Beach Bum Berry Review


The cold start to April has been bumming me out so I finally ordered three spring/summer books from Amazon that I've been eyeing all winter. Salads, drinks and more drinks. A sampling from the Simply Salads index: prosciutto wrapped melon slices, thai beef strip marinade with peanut dressing, wild mushroom saute, lobster salad with grapefruit vinaigrette... I'm picturing watching the sunset from my patio on a balmy summer night, finishing off a pitcher of sangria. SIGH. 2 more months of rainy, cool weather to go.

Sippin' Safari book description courtesy of Amazon:

"The new book by the Author of The Grog Log, Intoxica and Taboo Table. Beach Bum Berry as he is better known is America's leading authority on tropical drinks and Polynesian pop-culture. In this all new book, Berry not only offers up tantalizing new drink recipes, but tells stories about some of the most famous figures of their time. The Bum applies the same dogged research to the untold stories of the people behind the drinks. Stories culled from over 100 interviews with those who actually created the mid-century Tiki scene -- people as colorful as the drinks they invented, or served, or simply drank. People like... Leon Lontoc, the Don The Beachcomber's waiter who served Frank Sinatra and Marlon Brando by night, and acted in their movies by day..."

Berry discloses once secret recipes from some of the most popular Tiki bartenders of the bygone era.

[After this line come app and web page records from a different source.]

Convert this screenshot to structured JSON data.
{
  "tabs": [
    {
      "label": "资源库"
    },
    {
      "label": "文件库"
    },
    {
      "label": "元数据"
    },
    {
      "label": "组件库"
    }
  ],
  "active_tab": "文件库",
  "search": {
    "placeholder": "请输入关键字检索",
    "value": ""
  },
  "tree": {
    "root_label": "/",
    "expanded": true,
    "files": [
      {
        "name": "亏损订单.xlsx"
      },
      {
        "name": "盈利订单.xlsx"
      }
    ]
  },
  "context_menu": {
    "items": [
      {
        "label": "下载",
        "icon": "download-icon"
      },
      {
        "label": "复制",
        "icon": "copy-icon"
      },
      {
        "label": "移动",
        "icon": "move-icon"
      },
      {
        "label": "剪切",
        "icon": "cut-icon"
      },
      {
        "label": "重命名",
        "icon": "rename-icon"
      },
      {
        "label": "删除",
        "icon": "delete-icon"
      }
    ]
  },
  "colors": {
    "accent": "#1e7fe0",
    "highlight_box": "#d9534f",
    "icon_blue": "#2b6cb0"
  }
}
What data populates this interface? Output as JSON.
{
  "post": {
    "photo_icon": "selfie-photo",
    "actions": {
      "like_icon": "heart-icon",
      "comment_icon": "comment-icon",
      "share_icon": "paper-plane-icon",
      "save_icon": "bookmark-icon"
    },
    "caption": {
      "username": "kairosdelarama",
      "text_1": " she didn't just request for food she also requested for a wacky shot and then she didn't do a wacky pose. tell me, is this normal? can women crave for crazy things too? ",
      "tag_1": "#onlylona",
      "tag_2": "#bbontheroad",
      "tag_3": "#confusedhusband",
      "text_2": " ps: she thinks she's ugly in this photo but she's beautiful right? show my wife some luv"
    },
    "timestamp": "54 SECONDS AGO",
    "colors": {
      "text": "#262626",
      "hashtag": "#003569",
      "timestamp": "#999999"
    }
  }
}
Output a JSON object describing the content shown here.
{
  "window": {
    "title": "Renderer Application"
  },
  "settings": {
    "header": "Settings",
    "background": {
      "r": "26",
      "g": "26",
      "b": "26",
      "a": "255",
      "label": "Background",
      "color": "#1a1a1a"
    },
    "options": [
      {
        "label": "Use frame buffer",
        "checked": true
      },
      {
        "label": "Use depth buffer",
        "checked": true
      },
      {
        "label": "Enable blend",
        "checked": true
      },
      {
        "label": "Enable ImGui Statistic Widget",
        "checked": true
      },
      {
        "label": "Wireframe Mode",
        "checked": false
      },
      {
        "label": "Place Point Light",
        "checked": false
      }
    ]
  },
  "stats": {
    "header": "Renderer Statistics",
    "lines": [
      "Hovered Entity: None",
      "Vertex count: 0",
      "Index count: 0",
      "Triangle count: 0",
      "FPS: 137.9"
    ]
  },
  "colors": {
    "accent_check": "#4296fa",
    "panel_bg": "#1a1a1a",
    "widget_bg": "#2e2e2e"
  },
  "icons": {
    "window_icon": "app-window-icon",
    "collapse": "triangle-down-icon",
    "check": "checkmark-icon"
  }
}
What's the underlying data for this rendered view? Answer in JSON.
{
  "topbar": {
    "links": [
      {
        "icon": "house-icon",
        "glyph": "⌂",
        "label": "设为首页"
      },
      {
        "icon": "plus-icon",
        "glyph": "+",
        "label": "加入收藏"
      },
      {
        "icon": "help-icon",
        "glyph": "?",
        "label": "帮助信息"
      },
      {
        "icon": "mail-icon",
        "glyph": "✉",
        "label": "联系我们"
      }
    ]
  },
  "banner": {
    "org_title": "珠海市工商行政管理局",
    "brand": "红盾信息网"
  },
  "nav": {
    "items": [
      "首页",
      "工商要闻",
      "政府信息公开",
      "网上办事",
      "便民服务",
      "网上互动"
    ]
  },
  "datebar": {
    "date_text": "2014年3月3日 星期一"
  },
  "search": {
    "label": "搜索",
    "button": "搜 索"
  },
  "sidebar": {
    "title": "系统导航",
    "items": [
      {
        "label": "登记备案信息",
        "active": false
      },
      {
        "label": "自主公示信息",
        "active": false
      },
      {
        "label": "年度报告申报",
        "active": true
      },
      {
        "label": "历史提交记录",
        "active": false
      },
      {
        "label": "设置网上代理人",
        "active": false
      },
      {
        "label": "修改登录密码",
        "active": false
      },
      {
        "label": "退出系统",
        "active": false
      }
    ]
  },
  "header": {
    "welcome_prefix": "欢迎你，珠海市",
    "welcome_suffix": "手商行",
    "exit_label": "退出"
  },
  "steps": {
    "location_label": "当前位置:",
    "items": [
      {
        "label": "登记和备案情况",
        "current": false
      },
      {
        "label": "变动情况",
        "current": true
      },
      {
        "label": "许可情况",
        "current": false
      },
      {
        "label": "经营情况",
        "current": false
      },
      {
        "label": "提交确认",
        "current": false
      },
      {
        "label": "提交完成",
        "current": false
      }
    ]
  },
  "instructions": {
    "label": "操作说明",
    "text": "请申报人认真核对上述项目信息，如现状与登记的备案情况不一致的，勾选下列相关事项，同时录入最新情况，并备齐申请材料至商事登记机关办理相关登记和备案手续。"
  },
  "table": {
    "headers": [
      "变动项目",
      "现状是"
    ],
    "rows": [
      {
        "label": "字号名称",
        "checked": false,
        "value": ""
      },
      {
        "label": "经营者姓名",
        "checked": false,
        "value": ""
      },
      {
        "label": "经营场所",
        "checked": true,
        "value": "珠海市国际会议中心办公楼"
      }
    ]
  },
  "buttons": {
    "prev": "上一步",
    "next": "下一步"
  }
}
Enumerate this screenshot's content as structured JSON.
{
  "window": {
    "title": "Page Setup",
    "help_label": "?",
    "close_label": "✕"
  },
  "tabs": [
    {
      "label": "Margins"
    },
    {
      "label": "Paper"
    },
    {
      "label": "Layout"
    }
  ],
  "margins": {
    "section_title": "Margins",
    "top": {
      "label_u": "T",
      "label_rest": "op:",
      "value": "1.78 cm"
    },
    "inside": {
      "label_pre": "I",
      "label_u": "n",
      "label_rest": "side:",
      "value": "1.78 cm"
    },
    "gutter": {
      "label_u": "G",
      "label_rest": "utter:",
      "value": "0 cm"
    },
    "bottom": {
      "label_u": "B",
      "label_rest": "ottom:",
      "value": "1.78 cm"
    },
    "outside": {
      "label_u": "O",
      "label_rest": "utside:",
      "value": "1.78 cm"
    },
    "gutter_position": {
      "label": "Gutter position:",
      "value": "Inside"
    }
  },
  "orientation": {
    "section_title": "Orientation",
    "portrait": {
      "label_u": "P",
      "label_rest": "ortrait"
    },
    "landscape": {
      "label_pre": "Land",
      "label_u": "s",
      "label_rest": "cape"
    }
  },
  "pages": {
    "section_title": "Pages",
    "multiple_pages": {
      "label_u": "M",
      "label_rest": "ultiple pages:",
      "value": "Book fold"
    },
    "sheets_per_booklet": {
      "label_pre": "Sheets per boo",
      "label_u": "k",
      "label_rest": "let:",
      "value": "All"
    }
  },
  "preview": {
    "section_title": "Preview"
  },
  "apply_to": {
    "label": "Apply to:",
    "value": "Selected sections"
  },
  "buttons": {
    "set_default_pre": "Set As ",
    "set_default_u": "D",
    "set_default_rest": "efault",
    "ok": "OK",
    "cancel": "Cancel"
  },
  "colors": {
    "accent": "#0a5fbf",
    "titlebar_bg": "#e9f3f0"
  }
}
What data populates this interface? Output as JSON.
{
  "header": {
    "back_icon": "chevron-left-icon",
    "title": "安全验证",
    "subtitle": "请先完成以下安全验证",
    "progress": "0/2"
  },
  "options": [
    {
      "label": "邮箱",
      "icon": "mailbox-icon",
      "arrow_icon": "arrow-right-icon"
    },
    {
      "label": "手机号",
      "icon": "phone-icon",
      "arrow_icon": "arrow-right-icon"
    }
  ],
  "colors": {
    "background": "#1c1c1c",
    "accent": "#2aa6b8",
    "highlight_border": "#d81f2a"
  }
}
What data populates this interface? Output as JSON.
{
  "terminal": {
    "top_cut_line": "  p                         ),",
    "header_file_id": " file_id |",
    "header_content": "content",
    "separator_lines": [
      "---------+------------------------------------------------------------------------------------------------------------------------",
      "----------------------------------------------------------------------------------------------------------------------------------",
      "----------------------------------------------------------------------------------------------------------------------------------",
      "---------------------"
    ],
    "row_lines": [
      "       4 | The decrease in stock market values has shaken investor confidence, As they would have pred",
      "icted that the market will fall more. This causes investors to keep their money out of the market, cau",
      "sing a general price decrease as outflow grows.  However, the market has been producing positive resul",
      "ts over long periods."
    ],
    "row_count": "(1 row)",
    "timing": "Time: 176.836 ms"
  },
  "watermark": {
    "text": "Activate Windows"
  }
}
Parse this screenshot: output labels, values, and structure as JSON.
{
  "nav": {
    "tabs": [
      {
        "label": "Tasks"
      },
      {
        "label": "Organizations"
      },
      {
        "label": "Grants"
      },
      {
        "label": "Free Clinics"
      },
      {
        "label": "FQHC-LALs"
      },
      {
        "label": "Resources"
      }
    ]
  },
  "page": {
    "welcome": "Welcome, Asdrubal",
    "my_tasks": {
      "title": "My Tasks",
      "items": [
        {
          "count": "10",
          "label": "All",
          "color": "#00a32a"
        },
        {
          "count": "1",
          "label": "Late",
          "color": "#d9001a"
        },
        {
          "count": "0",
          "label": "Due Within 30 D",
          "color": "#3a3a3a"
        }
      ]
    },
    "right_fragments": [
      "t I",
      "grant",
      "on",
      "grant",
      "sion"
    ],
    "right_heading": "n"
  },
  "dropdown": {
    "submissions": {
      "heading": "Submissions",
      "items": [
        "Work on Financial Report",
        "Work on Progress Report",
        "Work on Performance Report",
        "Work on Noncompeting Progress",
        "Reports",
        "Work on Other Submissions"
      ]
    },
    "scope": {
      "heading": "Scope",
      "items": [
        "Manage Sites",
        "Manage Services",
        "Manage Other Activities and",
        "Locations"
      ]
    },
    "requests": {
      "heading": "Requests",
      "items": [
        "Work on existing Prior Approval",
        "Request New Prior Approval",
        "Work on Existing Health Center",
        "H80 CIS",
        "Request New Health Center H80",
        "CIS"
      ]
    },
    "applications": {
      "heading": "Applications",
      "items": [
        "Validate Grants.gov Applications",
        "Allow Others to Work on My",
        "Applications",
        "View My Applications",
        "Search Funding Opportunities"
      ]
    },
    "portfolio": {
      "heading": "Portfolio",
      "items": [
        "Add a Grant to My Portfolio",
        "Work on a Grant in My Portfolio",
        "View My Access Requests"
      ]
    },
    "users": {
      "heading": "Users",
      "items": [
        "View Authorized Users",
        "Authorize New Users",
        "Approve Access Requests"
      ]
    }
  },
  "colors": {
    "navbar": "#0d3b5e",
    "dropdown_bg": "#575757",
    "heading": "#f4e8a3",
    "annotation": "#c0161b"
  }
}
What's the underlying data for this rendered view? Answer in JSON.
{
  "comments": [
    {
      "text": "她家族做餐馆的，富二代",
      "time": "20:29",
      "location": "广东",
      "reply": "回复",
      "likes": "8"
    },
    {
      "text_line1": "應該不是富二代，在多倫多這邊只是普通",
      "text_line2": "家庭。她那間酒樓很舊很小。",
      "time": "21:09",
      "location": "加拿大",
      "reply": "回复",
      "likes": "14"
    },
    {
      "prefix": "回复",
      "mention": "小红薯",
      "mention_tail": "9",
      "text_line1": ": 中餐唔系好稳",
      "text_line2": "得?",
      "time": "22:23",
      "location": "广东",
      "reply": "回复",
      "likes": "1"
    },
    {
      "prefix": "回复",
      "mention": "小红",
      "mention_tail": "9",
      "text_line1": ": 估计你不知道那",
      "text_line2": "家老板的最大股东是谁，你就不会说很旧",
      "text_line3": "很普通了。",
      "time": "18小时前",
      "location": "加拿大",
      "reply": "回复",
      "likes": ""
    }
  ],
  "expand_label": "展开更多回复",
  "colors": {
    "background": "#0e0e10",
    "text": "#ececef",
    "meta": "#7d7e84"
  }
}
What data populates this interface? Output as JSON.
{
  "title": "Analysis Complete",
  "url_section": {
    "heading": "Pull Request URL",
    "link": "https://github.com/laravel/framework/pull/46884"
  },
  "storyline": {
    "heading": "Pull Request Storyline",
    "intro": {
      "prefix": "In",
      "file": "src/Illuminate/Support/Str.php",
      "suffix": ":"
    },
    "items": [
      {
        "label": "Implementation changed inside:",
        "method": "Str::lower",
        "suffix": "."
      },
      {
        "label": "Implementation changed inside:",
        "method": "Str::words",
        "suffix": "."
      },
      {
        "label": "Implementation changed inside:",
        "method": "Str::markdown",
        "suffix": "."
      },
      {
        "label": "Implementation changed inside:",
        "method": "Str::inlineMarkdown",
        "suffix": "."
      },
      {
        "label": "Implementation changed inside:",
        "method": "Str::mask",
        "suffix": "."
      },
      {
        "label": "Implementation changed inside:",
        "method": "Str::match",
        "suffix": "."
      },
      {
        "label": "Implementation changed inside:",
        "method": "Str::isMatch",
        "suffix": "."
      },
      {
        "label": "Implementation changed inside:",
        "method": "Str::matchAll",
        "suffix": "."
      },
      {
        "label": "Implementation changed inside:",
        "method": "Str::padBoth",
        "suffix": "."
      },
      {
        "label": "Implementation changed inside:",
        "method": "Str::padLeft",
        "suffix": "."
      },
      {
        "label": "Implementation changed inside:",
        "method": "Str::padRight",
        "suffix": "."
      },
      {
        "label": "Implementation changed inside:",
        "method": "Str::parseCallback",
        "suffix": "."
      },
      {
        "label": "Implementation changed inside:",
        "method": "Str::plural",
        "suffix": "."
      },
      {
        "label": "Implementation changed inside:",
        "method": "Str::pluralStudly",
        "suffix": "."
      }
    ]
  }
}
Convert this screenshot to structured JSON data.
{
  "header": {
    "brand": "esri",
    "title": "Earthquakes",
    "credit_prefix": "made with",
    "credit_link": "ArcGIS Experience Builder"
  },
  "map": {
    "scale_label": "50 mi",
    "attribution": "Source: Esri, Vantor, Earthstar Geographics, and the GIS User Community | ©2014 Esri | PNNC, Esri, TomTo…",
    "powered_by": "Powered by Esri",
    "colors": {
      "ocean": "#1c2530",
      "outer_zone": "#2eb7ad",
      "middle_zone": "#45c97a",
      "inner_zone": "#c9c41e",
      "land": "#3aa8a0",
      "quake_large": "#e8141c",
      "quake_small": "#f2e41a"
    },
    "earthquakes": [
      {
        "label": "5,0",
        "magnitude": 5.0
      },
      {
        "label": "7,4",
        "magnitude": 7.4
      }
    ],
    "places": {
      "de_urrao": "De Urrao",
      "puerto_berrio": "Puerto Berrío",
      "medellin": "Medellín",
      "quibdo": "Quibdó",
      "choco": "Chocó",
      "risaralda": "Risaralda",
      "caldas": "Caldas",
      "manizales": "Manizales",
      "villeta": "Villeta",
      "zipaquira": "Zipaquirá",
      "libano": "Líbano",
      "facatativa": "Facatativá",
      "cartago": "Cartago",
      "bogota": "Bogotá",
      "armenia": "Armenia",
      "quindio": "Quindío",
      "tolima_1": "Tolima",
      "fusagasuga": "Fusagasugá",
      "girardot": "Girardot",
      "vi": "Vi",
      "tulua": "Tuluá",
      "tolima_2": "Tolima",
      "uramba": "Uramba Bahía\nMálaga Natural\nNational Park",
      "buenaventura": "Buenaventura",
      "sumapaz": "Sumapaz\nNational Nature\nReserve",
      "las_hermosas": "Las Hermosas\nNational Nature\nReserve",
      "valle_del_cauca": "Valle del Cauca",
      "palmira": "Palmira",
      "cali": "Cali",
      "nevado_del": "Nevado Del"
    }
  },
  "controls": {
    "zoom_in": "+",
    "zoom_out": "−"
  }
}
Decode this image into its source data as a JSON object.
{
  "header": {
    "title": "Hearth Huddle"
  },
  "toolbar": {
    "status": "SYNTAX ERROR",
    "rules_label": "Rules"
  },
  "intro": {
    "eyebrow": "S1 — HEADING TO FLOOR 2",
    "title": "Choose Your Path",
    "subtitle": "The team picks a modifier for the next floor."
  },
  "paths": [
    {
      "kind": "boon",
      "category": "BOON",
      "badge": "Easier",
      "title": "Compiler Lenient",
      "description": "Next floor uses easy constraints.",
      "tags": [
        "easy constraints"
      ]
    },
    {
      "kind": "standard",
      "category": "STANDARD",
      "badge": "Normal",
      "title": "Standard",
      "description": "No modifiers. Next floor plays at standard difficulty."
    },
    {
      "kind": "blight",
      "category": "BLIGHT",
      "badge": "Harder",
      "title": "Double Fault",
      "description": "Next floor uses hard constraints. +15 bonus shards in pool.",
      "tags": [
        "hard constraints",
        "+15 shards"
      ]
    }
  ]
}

Here's my Tiki-inspired Etsy Treasury (link here) to go with the read...which I recommend for anyone with a soft spot for faux Polynesian kitsch and a sense of humor. The stories are as enjoyable as I hope the drinks will be.

Picture 17


Quilts and A Sound Off

First quilt, auction find. I loved all the 1940s novelty print fabrics they used.


After I bought it, I turned it over and found another quilt on the back:


The pattern is called "Grandmother's Flower Garden." It needs some seam repair but no shattered quilt squares. I'm waiting for a nice warm day to wash these and lay them out in the yard to dry on blankets. I was prepared to go to $50 on this one but somehow I got it for $5.

Yesterday I had another great quilt find at a local thrift store for $8 (pictured below). It's in great shape, I thought it was machine quilted but when I flipped it over I saw all the hand-quilting and the names embroidered on the edge. I think the pattern is called "Tree of Life" or some variation of that. Very pretty-- I love the way they quilted it too!


Third quilt, embroidered bunnies! Ideally I'd like this one in a guest room but until I find a better centerpiece for above the bed, it stays. I think this is circa 1930s/1940s. Ebay splurge for $35.


I also thought I'd throw in some cute ceramics:

$2, little owl dish

$4, handmade ceramic heart dish

A Few Good Reasons to Buy Vintage:

  1. Your money goes back into community programs and local charities through thrift stores instead of the pockets of megacompany CEOs exploiting impoverished people in developing countries with no labor laws or environmental restrictions.
  2. Less in the landfills. Buying vintage not only saves items from going into landfills but it saves the earth from the waste byproduct and subsequent production industry pollution of creating new items.
  3. Investment value. Vintage and antique items retain their value which increases over time.
  4. Furniture was made to last... out of real wood by real craftsmen…a novel concept for the Ikea addict. Items were made from better materials with better manufacturing standards.

If people really knew how most items they purchase were made they would probably feel sick with guilt or foolish at the dirt cheap cost to make the item versus the markup they paid for it. You don't have to sacrifice quality when buying used items. If anything you sacrifice quality when you buy crappy particle board furniture from I*** with a life expectancy of 5 years. And really...you aren't just sacrificing quality, you are destroying the planet--- we don't have enough resources to support this made to break consumer society. I'm in no way implying that you can't buy quality clothing or furniture today. Just saying that we've all collectively lowered our standards for a good shopping bargain but there is no such thing, you get exactly what you paid for, poorly made junk and a worse environment from the production process.

I'm not saying don't shop at Target, Ikea, etc. I'm saying... why not check secondhand resources and artisan shops first.


Tripod Lamp DIY

I haven't posted on here for awhile. I've been sort of overwhelmed with DIY projects but in a good way. A few weeks ago I bought a woodslice that I sanded down and now I'm looking for some hairpin legs to repurpose. I'm currently in the middle of making a tufted cushion for a mid-century cedar chest and finally I came across a vintage wooden telescope tripod I've been searching for on Monday.

Some inspiration:
Ethan Allen $536 . Pottery Barn $299 . Macy's $325

My version:



Total cost: $15 lampshade, $2 vintage telescope tripod, $5 cord = 22.00
(Saved some money by reusing the socket and harp from a lamp I was going to discard). I also added using a hacksaw, pipe cutters and wiring a lamp socket to my skill set. There's a great tutorial online for this too, check out this blog post.